An Expert Village video:
This one just gets honorable mention for being perhaps the least offensive Expert Village video ever made— they are notoriously awful. He should have scripted the verbal part of his presentation, as it isn't real helpful. But I like that he plays the slow form of the roll with full strokes, and that he emphasizes playing each note. Do not copy the strange position of his right arm— that's some kind of stylized modern drum corps thing. And he's another one who lays his sticks on the head before he plays— do not do that.
A “Howcast”, apparently a slightly upmarket Expert Village:
The bounce/snap technique again. He begins with a full-speed double, and then works that up to roll speed— again, similar to Tuthill's approach, and Chapin's alternative approach, above; which is a legitimate thing. But he's a good example of a thing all the other videos are trying not to do, which is to accent the first note of the double, and have the second one die— he's doing that rather badly.
I'm curious about the prominently featured product labels; some video makers seem to think, strangely, that the presence of product trademarks suggests an endorsement, and gives them added credibility. Perhaps VF really did give him a discount on some sticks for wearing the t-shirt, but I suspect it was just done for appearance.
From Drumbfounded, by Memphis drummer Michael Tooles:

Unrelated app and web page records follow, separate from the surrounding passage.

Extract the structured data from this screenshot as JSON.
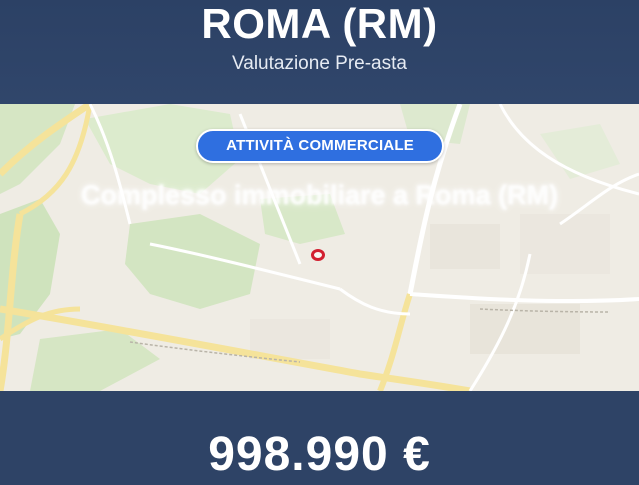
{
  "header": {
    "city": "ROMA (RM)",
    "subtitle": "Valutazione Pre-asta"
  },
  "listing": {
    "category": "ATTIVITÀ COMMERCIALE",
    "title": "Complesso immobiliare a Roma (RM)",
    "price": "998.990 €"
  },
  "map": {
    "marker_icon": "map-pin-icon",
    "colors": {
      "land": "#efece4",
      "park": "#cfe3bd",
      "major_road": "#f5e39a",
      "minor_road": "#ffffff",
      "marker": "#d22030"
    }
  },
  "theme": {
    "header_bg": "#2e4366",
    "badge_bg": "#2f6fe0"
  }
}
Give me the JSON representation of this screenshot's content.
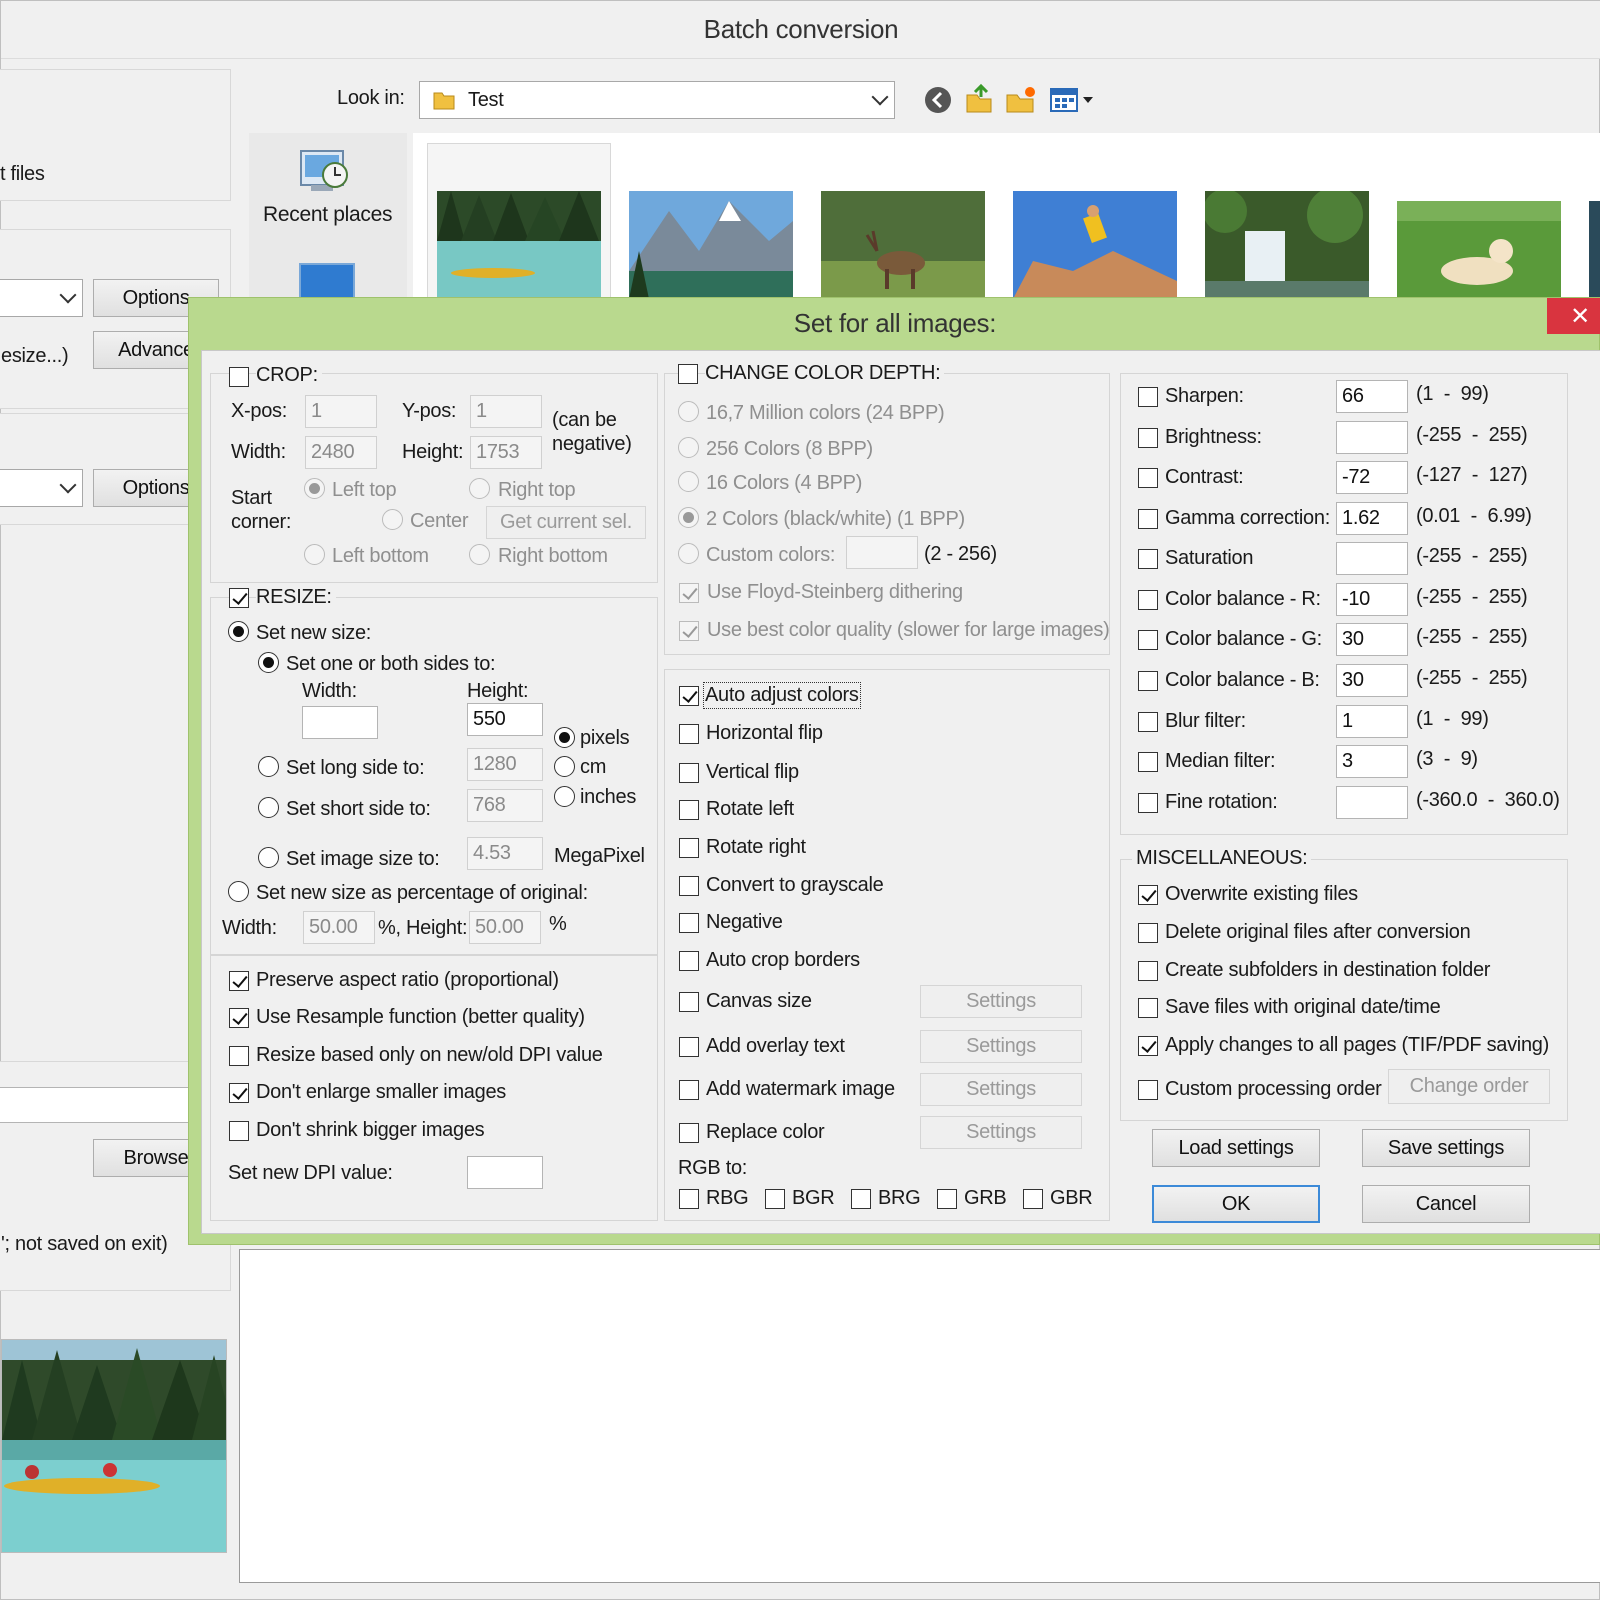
{
  "window": {
    "title": "Batch conversion"
  },
  "left_panel": {
    "files_label": "t files",
    "options1": "Options",
    "advanced": "Advance",
    "resize_partial": "esize...)",
    "options2": "Options",
    "browse": "Browse",
    "note": "'; not saved on exit)"
  },
  "browser": {
    "look_in_label": "Look in:",
    "folder": "Test",
    "recent_places": "Recent places"
  },
  "dialog": {
    "title": "Set for all images:",
    "close": "✕",
    "crop": {
      "label": "CROP:",
      "xpos_label": "X-pos:",
      "xpos": "1",
      "ypos_label": "Y-pos:",
      "ypos": "1",
      "can_be": "(can be",
      "negative": "negative)",
      "width_label": "Width:",
      "width": "2480",
      "height_label": "Height:",
      "height": "1753",
      "start": "Start",
      "corner": "corner:",
      "left_top": "Left top",
      "right_top": "Right top",
      "center": "Center",
      "get_current_sel": "Get current sel.",
      "left_bottom": "Left bottom",
      "right_bottom": "Right bottom"
    },
    "resize": {
      "label": "RESIZE:",
      "set_new_size": "Set new size:",
      "set_one_or_both": "Set one or both sides to:",
      "width_label": "Width:",
      "height_label": "Height:",
      "width": "",
      "height": "550",
      "pixels": "pixels",
      "cm": "cm",
      "inches": "inches",
      "set_long_side": "Set long side to:",
      "long_side": "1280",
      "set_short_side": "Set short side to:",
      "short_side": "768",
      "set_image_size": "Set image size to:",
      "image_size": "4.53",
      "megapixel": "MegaPixel",
      "set_percentage": "Set new size as percentage of original:",
      "pct_width_label": "Width:",
      "pct_width": "50.00",
      "pct_mid": "%, Height:",
      "pct_height": "50.00",
      "pct_end": "%",
      "preserve_aspect": "Preserve aspect ratio (proportional)",
      "use_resample": "Use Resample function (better quality)",
      "resize_dpi": "Resize based only on new/old DPI value",
      "dont_enlarge": "Don't enlarge smaller images",
      "dont_shrink": "Don't shrink bigger images",
      "set_dpi": "Set new DPI value:",
      "dpi": ""
    },
    "color_depth": {
      "label": "CHANGE COLOR DEPTH:",
      "c24": "16,7 Million colors (24 BPP)",
      "c8": "256 Colors (8 BPP)",
      "c4": "16 Colors (4 BPP)",
      "c1": "2 Colors (black/white) (1 BPP)",
      "custom": "Custom colors:",
      "custom_value": "",
      "custom_range": "(2 - 256)",
      "floyd": "Use Floyd-Steinberg dithering",
      "best_quality": "Use best color quality (slower for large images)"
    },
    "options": {
      "auto_adjust": "Auto adjust colors",
      "hflip": "Horizontal flip",
      "vflip": "Vertical flip",
      "rotate_left": "Rotate left",
      "rotate_right": "Rotate right",
      "grayscale": "Convert to grayscale",
      "negative": "Negative",
      "auto_crop": "Auto crop borders",
      "canvas_size": "Canvas size",
      "overlay_text": "Add overlay text",
      "watermark": "Add watermark image",
      "replace_color": "Replace color",
      "settings": "Settings",
      "rgb_to": "RGB to:",
      "rbg": "RBG",
      "bgr": "BGR",
      "brg": "BRG",
      "grb": "GRB",
      "gbr": "GBR"
    },
    "adjust": [
      {
        "label": "Sharpen:",
        "value": "66",
        "range": "(1  -  99)"
      },
      {
        "label": "Brightness:",
        "value": "",
        "range": "(-255  -  255)"
      },
      {
        "label": "Contrast:",
        "value": "-72",
        "range": "(-127  -  127)"
      },
      {
        "label": "Gamma correction:",
        "value": "1.62",
        "range": "(0.01  -  6.99)"
      },
      {
        "label": "Saturation",
        "value": "",
        "range": "(-255  -  255)"
      },
      {
        "label": "Color balance - R:",
        "value": "-10",
        "range": "(-255  -  255)"
      },
      {
        "label": "Color balance - G:",
        "value": "30",
        "range": "(-255  -  255)"
      },
      {
        "label": "Color balance - B:",
        "value": "30",
        "range": "(-255  -  255)"
      },
      {
        "label": "Blur filter:",
        "value": "1",
        "range": "(1  -  99)"
      },
      {
        "label": "Median filter:",
        "value": "3",
        "range": "(3  -  9)"
      },
      {
        "label": "Fine rotation:",
        "value": "",
        "range": "(-360.0  -  360.0)"
      }
    ],
    "misc": {
      "label": "MISCELLANEOUS:",
      "overwrite": "Overwrite existing files",
      "delete_original": "Delete original files after conversion",
      "create_subfolders": "Create subfolders in destination folder",
      "save_date": "Save files with original date/time",
      "apply_all_pages": "Apply changes to all pages (TIF/PDF saving)",
      "custom_order": "Custom processing order",
      "change_order": "Change order"
    },
    "buttons": {
      "load": "Load settings",
      "save": "Save settings",
      "ok": "OK",
      "cancel": "Cancel"
    }
  }
}
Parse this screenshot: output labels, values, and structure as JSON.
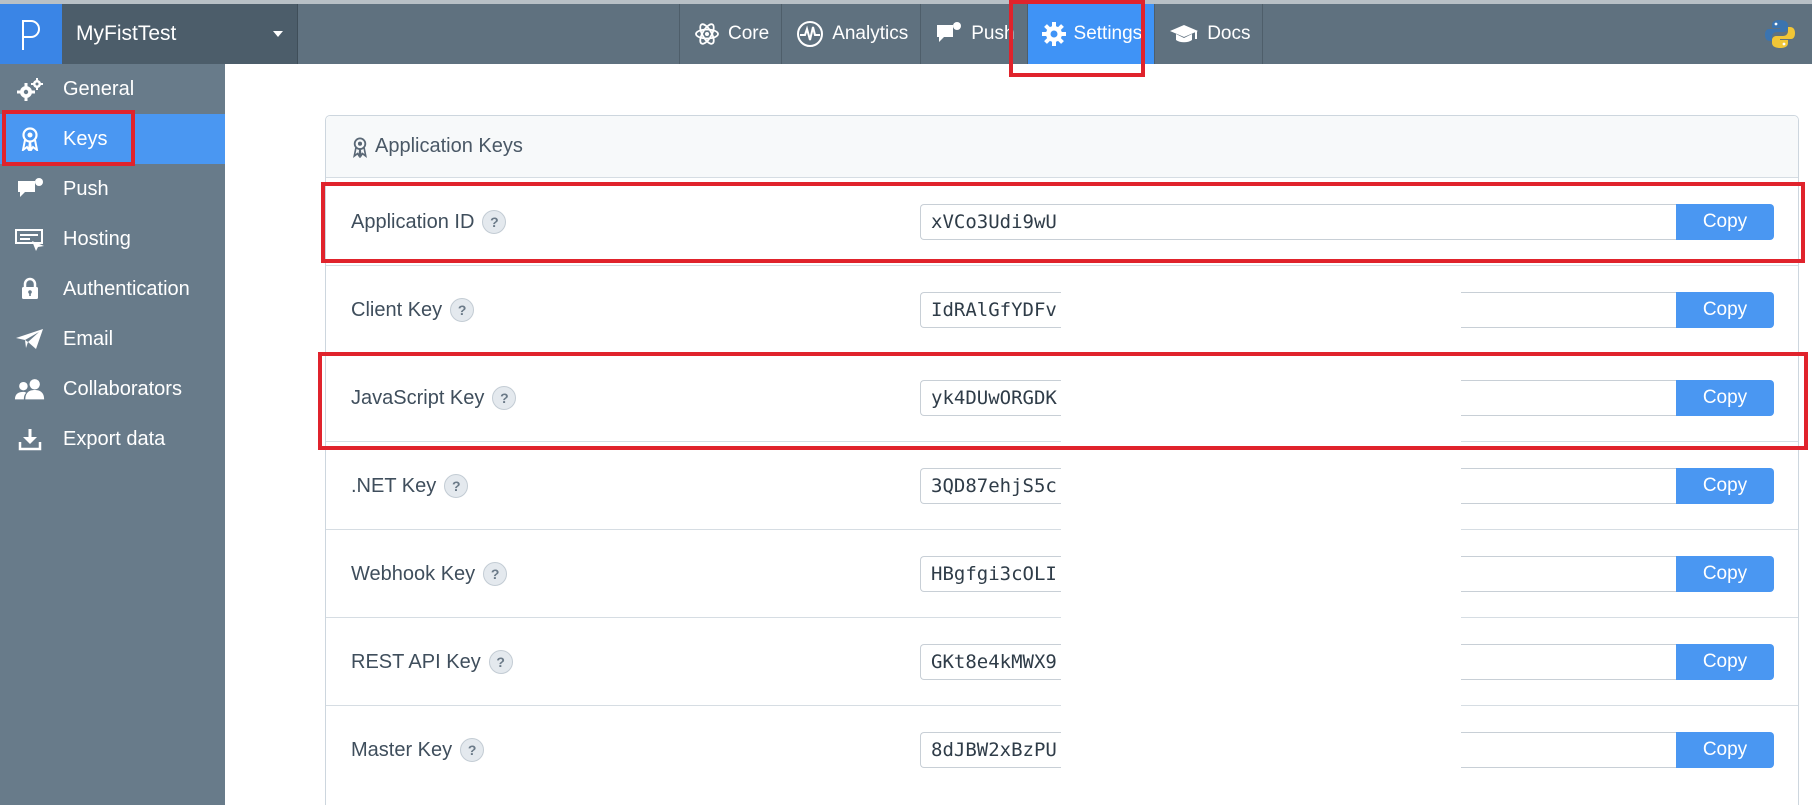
{
  "app": {
    "name": "MyFistTest"
  },
  "nav": [
    {
      "label": "Core",
      "icon": "atom-icon",
      "active": false
    },
    {
      "label": "Analytics",
      "icon": "pulse-icon",
      "active": false
    },
    {
      "label": "Push",
      "icon": "speech-bubble-icon",
      "active": false
    },
    {
      "label": "Settings",
      "icon": "gear-icon",
      "active": true
    },
    {
      "label": "Docs",
      "icon": "graduation-cap-icon",
      "active": false
    }
  ],
  "sidebar": [
    {
      "label": "General",
      "icon": "gears-icon",
      "active": false
    },
    {
      "label": "Keys",
      "icon": "key-ribbon-icon",
      "active": true
    },
    {
      "label": "Push",
      "icon": "speech-bubble-icon",
      "active": false
    },
    {
      "label": "Hosting",
      "icon": "hosting-icon",
      "active": false
    },
    {
      "label": "Authentication",
      "icon": "lock-icon",
      "active": false
    },
    {
      "label": "Email",
      "icon": "paper-plane-icon",
      "active": false
    },
    {
      "label": "Collaborators",
      "icon": "users-icon",
      "active": false
    },
    {
      "label": "Export data",
      "icon": "download-icon",
      "active": false
    }
  ],
  "panel": {
    "title": "Application Keys",
    "help_symbol": "?",
    "copy_label": "Copy",
    "keys": [
      {
        "label": "Application ID",
        "value": "xVCo3Udi9wU"
      },
      {
        "label": "Client Key",
        "value": "IdRAlGfYDFv"
      },
      {
        "label": "JavaScript Key",
        "value": "yk4DUwORGDK"
      },
      {
        "label": ".NET Key",
        "value": "3QD87ehjS5c"
      },
      {
        "label": "Webhook Key",
        "value": "HBgfgi3cOLI"
      },
      {
        "label": "REST API Key",
        "value": "GKt8e4kMWX9"
      },
      {
        "label": "Master Key",
        "value": "8dJBW2xBzPU"
      }
    ]
  },
  "colors": {
    "accent": "#4a97f2",
    "highlight": "#e0232c",
    "sidebar": "#687b8a",
    "topbar": "#5f717f"
  }
}
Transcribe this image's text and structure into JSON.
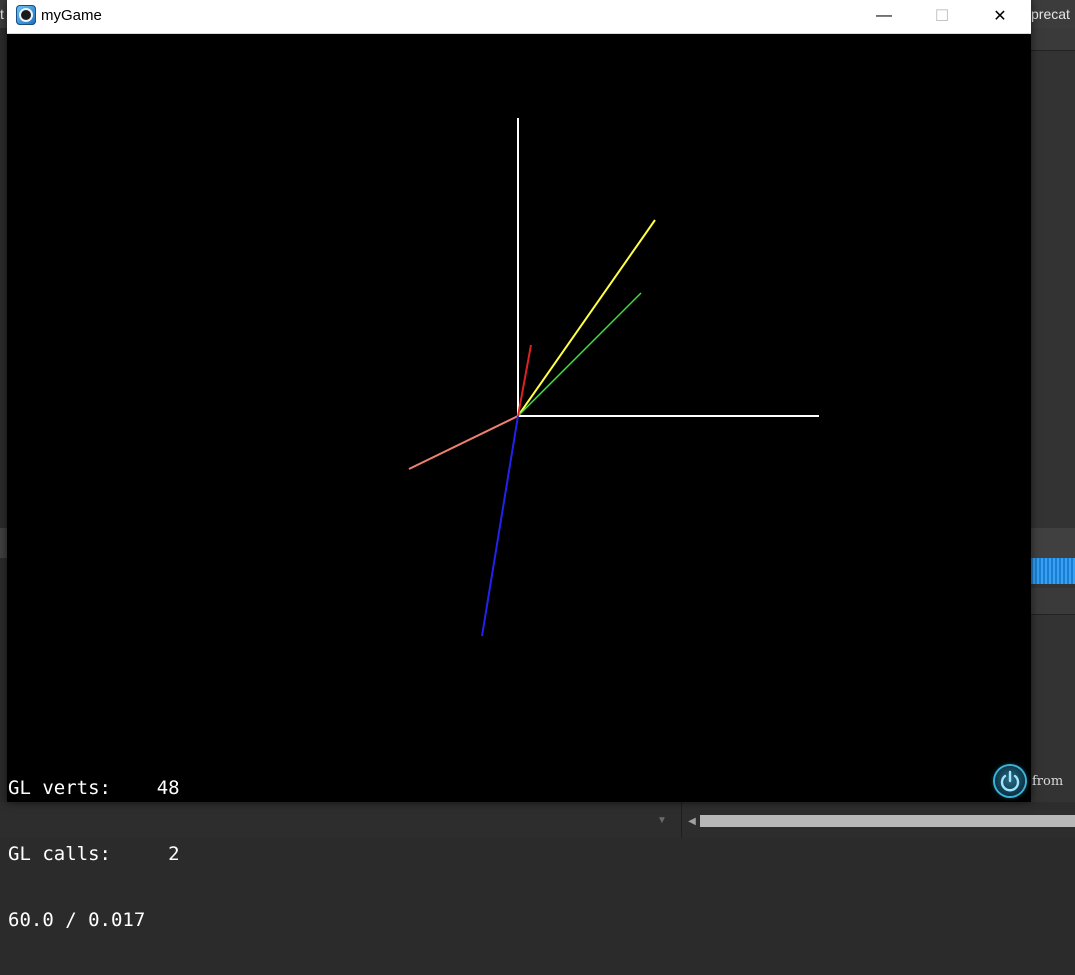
{
  "background_ide": {
    "top_right_text": "precat",
    "top_left_text": "t",
    "dropdown_icon": "chevron-down-icon",
    "scroll_left_icon": "scroll-left-arrow-icon",
    "panel_footer_text": "from"
  },
  "window": {
    "title": "myGame",
    "icon": "app-icon",
    "controls": {
      "minimize_glyph": "—",
      "maximize_glyph": "☐",
      "close_glyph": "✕"
    }
  },
  "scene": {
    "background_color": "#000000",
    "axis_lines": [
      {
        "name": "white-vertical-axis",
        "color": "#ffffff"
      },
      {
        "name": "white-horizontal-axis",
        "color": "#ffffff"
      },
      {
        "name": "yellow-axis",
        "color": "#ffff44"
      },
      {
        "name": "green-axis",
        "color": "#44dd44"
      },
      {
        "name": "red-axis",
        "color": "#dd2222"
      },
      {
        "name": "salmon-axis",
        "color": "#f08070"
      },
      {
        "name": "blue-axis",
        "color": "#2222ee"
      }
    ]
  },
  "stats": {
    "line1": "GL verts:    48",
    "line2": "GL calls:     2",
    "line3": "60.0 / 0.017"
  },
  "power_icon": "power-icon"
}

I like this a lot— it feels like a throwback to technique things we talked about in the 80's, before everyone became obsessed with Moeller-type techniques; and he does them all really well. I spent a lot of time experimenting with many of the ideas he talks about here, and though my technique has moved a different direction in the last ~10 years, this was my ideal technique for a long time— refined 80s power drumming. If you're looking for a drum teacher in Memphis, he would be a great person to call.